I looked around the gym as I powered on.  Screens were everywhere.  Each cardio machine had a TV screen attached to it.  Flat-screen televisions hung from the walls.  Everyone had their own personal handheld screen parked on the cardio machine’s shelf or strapped to their arm.  Everywhere, screens.

Screens are good at the gym.  Anything that distracts you from the burning muscles or motivates you to push it is good in that setting.

But screens don’t only abound at the gym.

Earlier this week I stopped off at the one and only “fast food” joint I will eat at anymore, Chipotle.  (Veggie bol to go, please!)  As I stood in line, I flicked my thumb on my iPhone screen and read the latest in my Facebook and Twitter feeds.  Did I have any new email?  I had better check.

I looked up and nearly every single person in line was doing the same thing.  Then I looked around and saw people scrolling on their phones while eating, even with other people at the table with them.

Now I’m not judging, because I do it too.  More than I’d care to admit.  When did we become this culture that buries our heads in screens while the world is happening around us?  We’re totally missing it.
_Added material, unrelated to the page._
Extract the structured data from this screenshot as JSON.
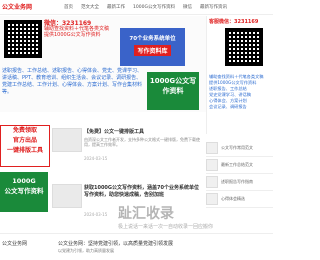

I’ve become much more conscious of this lately in my own daily life.  The number of screens I encounter on a day-to-day basis is pretty absurd.  I sit at a desk all day long at a computer screen.  My co-workers are all over the globe and I interact with them virtually through screens.   I take notes and maintain my planner on my iPad screen.  Hang on, my BlackBerry screen is flashing at me.   Out and about?  No biggie, my iPhone is always tucked inside my right coat pocket in case I need to confer with a screen about something.

Screens, screens, screens.  Even right now, I’m typing on a screen.  You’re reading on a screen.

Remember the movie Wall-E?  That film had a profound impact on me.  I mean, just watch this short clip…

Now, I’m not saying the fine folks at Pixar are predictors of the future, but it’s a tad eerie, don’t you think? This is the world we live in NOW.

Technology isn’t a bad thing.  It keeps us connected when we otherwise might not be… and brings you random rambles from an Awkward Dancer… so I’m not swearing off screens.  But when virtual relationships start replacing actual relationships… that’s when it gets scary.

So how do we maintain a healthy balance between life on our screens and life in the actual world?

Here’s what I’m doing to start…

  1. My TV is only on when there’s something I want to watch on and I have time to watch it.  I used to just have it on all the time as background noise.  The majority of the time I wasn’t really watching it, so why have it on?
  2. If I AM watching something on TV, I put away all my other screens.  No phone, iPad or laptop.  Do you know how many shows I’ve wanted to see but essentially missed because I was distracted by some other screen – texting, surfing, etc?
  3. When I’m out with friends or family, the phone stays in my purse or pocket.  This one is will be a tough one to break, but it has to be overcome.

How about you?  Any tips?  Have you noticed an overuse of screens in your own life?